In Bali, IVHQ partners with Green Lion, a local nonprofit. Our family enrolled in their kindergarten program as classroom assistants. We were all very excited about the opportunity to work with young children.  Yet, when we arrived, we learned that there had been a mix-up and we were scheduled to teach English to 5th and 6th graders, leading classrooms…on our own! I was stressed about the change but kept telling myself that we were here to serve the community in whatever way was needed.

Since we were now leading the class as teachers, we needed to plan activities for each day. We began our mornings with lesson planning in the Green Lion learning lab. In many ways, the lesson planning was tougher than the actual teaching. Green Lion hosts volunteers from all over the world, during our time there, we were with about 50 other volunteers. Each morning approximately half of the volunteers would be waiting for a spot at one of the three computers in the lab. We would labor over creating lesson plans and activities all-the-while battling with computer crashes, printers that didn’t work, and ants marching across the screens and keyboards. Our challenges were tough but always well worth it and they prepared us for an incredible experience with the children.

Our school was a 45-minute drive from Green Lion on roads that wove through a maze of beautiful rice terraces, small villages, and vernacular architecture reflecting thousands of years of local tradition. The school had a classroom for each grade 1-6 and there were approximately 20 students per classroom.   The students spoke very little English. Throughout the week we taught them basic words and concepts through worksheets and games. Madison and her step-sister Alanna brought letters from each of their 5th grade classes to the students and they, in turn, wrote letters back along with their addresses in case anyone wanted to become pen pals. We taught them about nature and talked about the harmful effects of trash, which unfortunately covers most streets of this beautiful country. We ended one of our days with a trash clean up. The kids ran around the school, each group trying to outdo the other. I was so proud of their enthusiasm and commitment that at the end, when I looked in one of the bags and saw big piles of leaves mixed in with the trash, I realized that some of the lessons we taught were lost in translation!

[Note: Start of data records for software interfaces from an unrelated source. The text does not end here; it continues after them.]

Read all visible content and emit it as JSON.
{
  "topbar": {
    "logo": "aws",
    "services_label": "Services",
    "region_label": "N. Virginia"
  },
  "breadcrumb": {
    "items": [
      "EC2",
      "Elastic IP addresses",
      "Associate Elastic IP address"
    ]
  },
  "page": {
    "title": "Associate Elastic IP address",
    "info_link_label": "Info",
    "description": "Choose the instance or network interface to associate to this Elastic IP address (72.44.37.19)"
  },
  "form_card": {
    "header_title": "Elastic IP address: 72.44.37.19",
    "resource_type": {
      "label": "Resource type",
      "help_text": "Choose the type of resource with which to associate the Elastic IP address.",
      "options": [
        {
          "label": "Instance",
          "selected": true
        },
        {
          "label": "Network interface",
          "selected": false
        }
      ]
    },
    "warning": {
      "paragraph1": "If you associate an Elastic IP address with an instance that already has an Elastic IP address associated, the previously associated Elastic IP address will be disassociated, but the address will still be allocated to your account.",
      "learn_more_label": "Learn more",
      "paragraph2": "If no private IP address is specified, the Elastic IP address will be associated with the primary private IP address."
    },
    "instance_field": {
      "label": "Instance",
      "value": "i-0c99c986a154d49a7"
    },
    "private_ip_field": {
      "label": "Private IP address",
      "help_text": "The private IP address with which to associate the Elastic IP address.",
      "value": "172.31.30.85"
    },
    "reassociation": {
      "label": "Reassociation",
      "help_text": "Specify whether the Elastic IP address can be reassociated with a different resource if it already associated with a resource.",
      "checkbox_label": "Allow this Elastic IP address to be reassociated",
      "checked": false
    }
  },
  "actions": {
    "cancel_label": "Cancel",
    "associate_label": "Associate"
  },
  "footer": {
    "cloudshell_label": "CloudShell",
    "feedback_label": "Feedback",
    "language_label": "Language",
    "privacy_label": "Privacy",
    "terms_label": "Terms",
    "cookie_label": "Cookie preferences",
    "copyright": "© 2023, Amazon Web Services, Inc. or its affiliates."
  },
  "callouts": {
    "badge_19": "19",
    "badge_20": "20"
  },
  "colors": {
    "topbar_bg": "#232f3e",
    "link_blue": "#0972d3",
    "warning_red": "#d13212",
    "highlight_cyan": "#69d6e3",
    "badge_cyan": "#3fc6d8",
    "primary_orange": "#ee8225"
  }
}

What wasn’t lost however was the human connection between our family and people we would ordinarily never have a chance to meet. Travel broadened our perspectives and stretched our comfort zones. Rick Steves, travel teacher extraordinaire, says traveling makes us better citizens of the planet.  In an article he wrote for Rotary Magazine, Steves talks about traveling being a force for peace and a political act. He talks about how travel bridges understanding and that “The most valuable souvenir is empathy for the other 96 percent of humanity.”  The idea that travel can be a conduit for peace and understanding is incredibly profound and is something I have experienced throughout my travels. We learned on this trip was when we added service to our travels, the experience became truly transformational.

Over the years I’ve shared my dream of having my child take a trip for their golden birthday to many people, I am now often asked if the trip was a “dream come true?”  As I reflect on this question, I am brought back to a conversation Madison and I had after a few days of teaching.  We were walking down a dirt road, hand in hand, talking about our day when she looked up at me and said: “Where will we serve next time?”.  This was the moment my dream truly came true.